3. The Temples of Angkor Wat
Here it is, the reason made the journey to Cambodia! One could spend weeks exploring the vast complex of temples that span the jungles surrounding the town but a few days will definitely give you a great sense of the scope of the work and artistry that went into building these grand structures. Plan on waking up at 430am on one morning to take a tuk tuk ride to the main temple, Ankwor Wat. Photographers will swoon as the sun rises behind the temple — the magic hours of the morning do not disappoint. If you can tough the climb to the top, the upper terraces of the temple are among the best for viewing. The woodland-surrounded Ta Prohm can be visited any time, though it is best photographed when cloudy, whereas the distant Banteay Srei is prettiest in the late-afternoon light.Angkor Wat is the symbol of Cambodia. The four spires in the main temple are known the world over. Definitely arrange to have a guide explain the stories carved into hundreds of feet of stone wall surrounding the main temple — it’s well worth it.
4. Night Market

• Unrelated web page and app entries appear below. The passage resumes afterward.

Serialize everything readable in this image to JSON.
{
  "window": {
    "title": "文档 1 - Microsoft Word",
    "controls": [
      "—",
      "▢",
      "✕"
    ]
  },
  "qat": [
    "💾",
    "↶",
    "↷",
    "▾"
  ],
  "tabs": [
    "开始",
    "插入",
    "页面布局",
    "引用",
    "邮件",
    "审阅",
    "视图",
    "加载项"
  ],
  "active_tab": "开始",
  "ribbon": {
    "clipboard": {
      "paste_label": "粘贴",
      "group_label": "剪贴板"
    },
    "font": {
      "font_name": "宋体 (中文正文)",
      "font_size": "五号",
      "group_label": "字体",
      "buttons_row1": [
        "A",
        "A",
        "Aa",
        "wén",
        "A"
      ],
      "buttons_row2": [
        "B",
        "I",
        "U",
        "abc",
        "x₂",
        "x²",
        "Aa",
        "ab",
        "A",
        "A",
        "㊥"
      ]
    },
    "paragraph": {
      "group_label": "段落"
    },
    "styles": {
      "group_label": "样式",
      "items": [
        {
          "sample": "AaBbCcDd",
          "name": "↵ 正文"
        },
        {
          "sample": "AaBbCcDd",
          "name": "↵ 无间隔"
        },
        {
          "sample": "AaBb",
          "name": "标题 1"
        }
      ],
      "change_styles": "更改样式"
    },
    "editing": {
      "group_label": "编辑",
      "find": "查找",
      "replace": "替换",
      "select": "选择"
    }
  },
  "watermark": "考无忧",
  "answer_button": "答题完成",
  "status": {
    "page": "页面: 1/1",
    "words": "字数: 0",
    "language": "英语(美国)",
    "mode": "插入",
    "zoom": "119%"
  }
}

Angkor Night Market starts up around 6pm and goes to around 11pm. There are over 240 souvenir shops selling traditional Cambodian handicrafts from silk scarves to paintings, jewelry, and wood or stone carvings. Try a Dr. Fish foot massage — where tiny fish nibble at the dead skin on your feet! In the food court, fill up on Cambodian, Western or Asian cuisine or stop by Cafe Puka Puka to try some milk snow ice to cool off. Look for the thatched roof of The Brick House Bar where you can snag a giant bamboo chair to people watch your evening away.
Feel like a cool beverage after a day of Temple touring, or just want to check out some Cambodian drag queens? Then head over to Linga, one of the first gay bars in Siem Reap. On Saturday nights all are welcome to the weekly drag show. Traffic literally stops in the street to get a peek inside this open-aired cocktail lounge.
6. Miss Wong
Nestled between bustling boulevards in the backpacker part of town known as Pub Street, Miss Wong is a local favorite. The lounge is open to the street, though taking up just a sliver of space. It’s a relaxing place to mingle with locals and meet some fellow travelers from all around the world. Drink specials are served up daily — so be sure to ask about those. Park your bike close by for a wobbly ride home!
7. Le Bistrot
Feel like sampling some Cambodian/French (Indochine) fusion? Head over to the Victoria Angkor Resort for a seven-course gastronomic fanfare, complemented by the finest wines in the city. Dine indoors or outdoors alongside the town center’s Royal Park.
8. Il Forno
In a quiet alley next to Pub Street and the old market, you can enjoy an authentic Italian dish in a charming and intimate atmosphere. The owners have somehow recreated a little corner of Italy, in the heart of Siem Reap. Worth a try: the fresh bruschetta or the homemade papardelle.
Set within a traditional Cambodia stilt house, sleek Abacus serves up an impressive selection of Asian rice bowls along with a few western main dishes. The central bar is made of volcanic stone and is a great spot for a pre-dinner drink after a long day of temple exploring. ANd upstairs, the terrace seating is divided into various cozy rooms that are perfect for a group of four or more.